United States Attorneys’ Manual Revised to Incorporate Recently Announced Policies on Individual Liability and Cooperation in Corporate Prosecutions
On November 16, 2015, the Department of Justice revised the United States Attorneys’ Manual to incorporate previously announced guidance addressing the accountability of individual employees in civil and criminal investigations of corporate wrongdoing.
As expected, the revisions to the Manual’s chapter on the “Principles of Federal Prosecution of Business Organizations” reflect guidance published by the Department in the September 9, 2015 “Yates Memo” (see ““New Justice Department Guidance on Individual Accountability: Analysis of the Justice Department’s New Guidance on Individual Liability in Matters of Corporate Wrongdoing”).
The new policies require that to receive any cooperation credit, a company “must identify all individuals involved in or responsible for the misconduct at issue, regardless of their position, status or seniority, and provide to the Department all facts relating to that misconduct.”
The new policies also clarify issues relating to the attorney-client privilege, timely self-reporting, foreign data privacy restrictions, and the prosecution of individuals.
Protection of Attorney-Client Privilege and Attorney Work Product. Under the new policies, a company will only be eligible for cooperation credit once it “meets the threshold requirement of providing all relevant facts with respect to individuals.” The revised Manual addresses concerns that the new policies effectively require companies to waive attorney-client privilege and attorney work product protection, stating: “To be clear, a company is not required to waive its attorney-client privilege and attorney work product protection in order satisfy this threshold.” Rather, a company “may be eligible for cooperation credit regardless of whether it chooses to waive privilege or work product protection in the process, if it provides all relevant facts about the individuals who were involved in the misconduct. But if the corporation does not disclose such facts, it will not be entitled to receive any credit for cooperation.”
In a November 16 speech announcing the new policies, Deputy Attorney General Sally Q. Yates sounded the same theme, saying, “[L]egal advice is privileged. Facts are not.” She stated that although counsel’s notes and memoranda of employee interviews “may be protected, at least in part, by attorney-client privilege or as attorney work product . . . to earn cooperation credit, the corporation does need to produce all relevant facts—including the facts learned through those interviews—unless identical information has already been provided.” Deputy Attorney General Yates noted that the Department “will respect the privilege, but we will also expect companies to respect its boundaries and not to wrongly exploit its legitimate purpose by using it to shield non-privileged information from investigators.”

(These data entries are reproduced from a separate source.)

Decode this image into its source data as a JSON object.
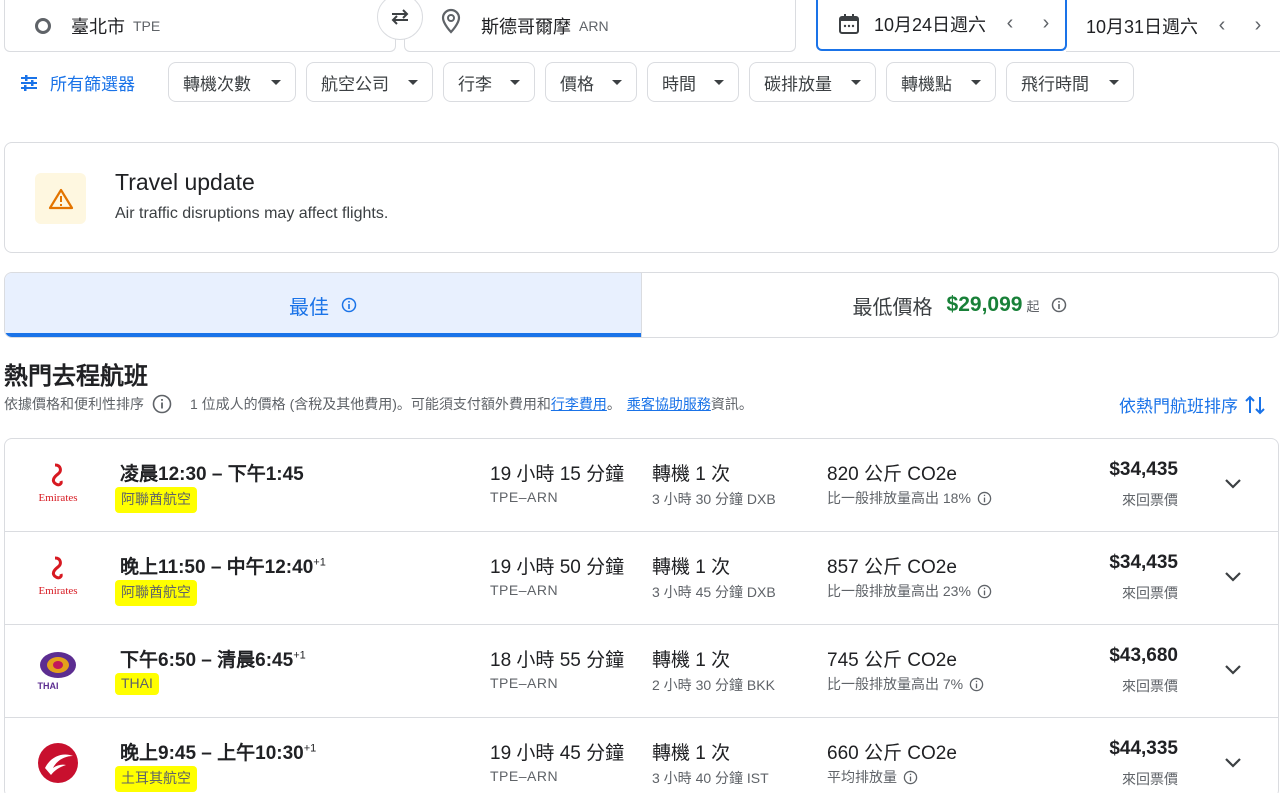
{
  "search": {
    "origin": {
      "city": "臺北市",
      "code": "TPE"
    },
    "destination": {
      "city": "斯德哥爾摩",
      "code": "ARN"
    },
    "depart_date": "10月24日週六",
    "return_date": "10月31日週六"
  },
  "filters": {
    "all_label": "所有篩選器",
    "chips": [
      "轉機次數",
      "航空公司",
      "行李",
      "價格",
      "時間",
      "碳排放量",
      "轉機點",
      "飛行時間"
    ]
  },
  "travel_update": {
    "title": "Travel update",
    "body": "Air traffic disruptions may affect flights."
  },
  "tabs": {
    "best_label": "最佳",
    "cheapest_label": "最低價格",
    "cheapest_price": "$29,099",
    "cheapest_suffix": "起"
  },
  "section": {
    "title": "熱門去程航班",
    "sort_note": "依據價格和便利性排序",
    "price_note": "1 位成人的價格 (含稅及其他費用)。可能須支付額外費用和",
    "baggage_link": "行李費用",
    "sep": "。",
    "assist_link": "乘客協助服務",
    "assist_tail": "資訊。",
    "sort_button": "依熱門航班排序"
  },
  "flights": [
    {
      "logo": "emirates",
      "times": "凌晨12:30 – 下午1:45",
      "plus": "",
      "airline": "阿聯酋航空",
      "duration": "19 小時 15 分鐘",
      "route": "TPE–ARN",
      "stops": "轉機 1 次",
      "layover": "3 小時 30 分鐘 DXB",
      "co2": "820 公斤 CO2e",
      "co2_note": "比一般排放量高出 18%",
      "price": "$34,435",
      "price_sub": "來回票價"
    },
    {
      "logo": "emirates",
      "times": "晚上11:50 – 中午12:40",
      "plus": "+1",
      "airline": "阿聯酋航空",
      "duration": "19 小時 50 分鐘",
      "route": "TPE–ARN",
      "stops": "轉機 1 次",
      "layover": "3 小時 45 分鐘 DXB",
      "co2": "857 公斤 CO2e",
      "co2_note": "比一般排放量高出 23%",
      "price": "$34,435",
      "price_sub": "來回票價"
    },
    {
      "logo": "thai",
      "times": "下午6:50 – 清晨6:45",
      "plus": "+1",
      "airline": "THAI",
      "duration": "18 小時 55 分鐘",
      "route": "TPE–ARN",
      "stops": "轉機 1 次",
      "layover": "2 小時 30 分鐘 BKK",
      "co2": "745 公斤 CO2e",
      "co2_note": "比一般排放量高出 7%",
      "price": "$43,680",
      "price_sub": "來回票價"
    },
    {
      "logo": "turkish",
      "times": "晚上9:45 – 上午10:30",
      "plus": "+1",
      "airline": "土耳其航空",
      "duration": "19 小時 45 分鐘",
      "route": "TPE–ARN",
      "stops": "轉機 1 次",
      "layover": "3 小時 40 分鐘 IST",
      "co2": "660 公斤 CO2e",
      "co2_note": "平均排放量",
      "price": "$44,335",
      "price_sub": "來回票價"
    }
  ],
  "colors": {
    "accent": "#1a73e8",
    "price_green": "#188038",
    "highlight": "#ffff00",
    "warning": "#e37400"
  }
}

It remains to be seen whether the boundaries of privilege and work product can be as easily navigated as Deputy Attorney General Yates suggests, given the elements of the new prosecution policies. But the revised Manual and her comments indicate that the Department’s position on this issue has not changed as a result of the new policy on cooperation.
Foreign Data Privacy Restrictions. The new policies also address restrictions on the production of certain foreign documents. The Manual notes that in circumstances in which “a company genuinely cannot get access to certain evidence or is actually prohibited from disclosing it to the government . . . the company seeking cooperation will bear the burden of explaining the restrictions it is facing to the prosecutor.”
This language appears directed at foreign data privacy, bank secrecy, and other foreign law restrictions, which often require companies to decide between responding fully to requests from U.S. prosecutors and adhering to the laws of foreign countries in which they operate. The new policies clarify that, to receive cooperation credit, a company facing such a conflict will need to satisfy the Department that foreign law in fact forbids production and that the company is not attempting to use foreign law as a shield against production.
Timely Self-Reporting. When determining an appropriate resolution, the updated Manual instructs prosecutors to consider separately a company’s “willingness to cooperate in the investigation of its agents” and its “timely and voluntary disclosure of wrongdoing.” In previous versions of the Manual the two factors were considered together.
Under the revised policies, “prosecutors may consider a corporation’s timely and voluntary disclosure, both as an independent factor and in evaluating the company’s overall cooperation.” The Manual notes, however, that “prosecution may be appropriate notwithstanding a corporation’s voluntary disclosure.”
Adequacy of the Prosecution of Individuals. Finally, when deciding whether to charge a corporation, the revised policies instruct prosecutors to “consider whether charges against the individuals responsible for the corporation’s malfeasance will adequately satisfy the goals of federal prosecution.”
The implication appears to be that, in certain cases, the prosecution of individuals may suffice in lieu of prosecution of the company, potentially opening further avenues of corporate defense advocacy. Companies should consider this argument in certain circumstances—for example, where employees have committed clear offenses. Companies will also need to continue to consider whether to recommend separate counsel for individuals early in certain investigations, as the risk that conflicts will develop between the company and individual employees may be increased.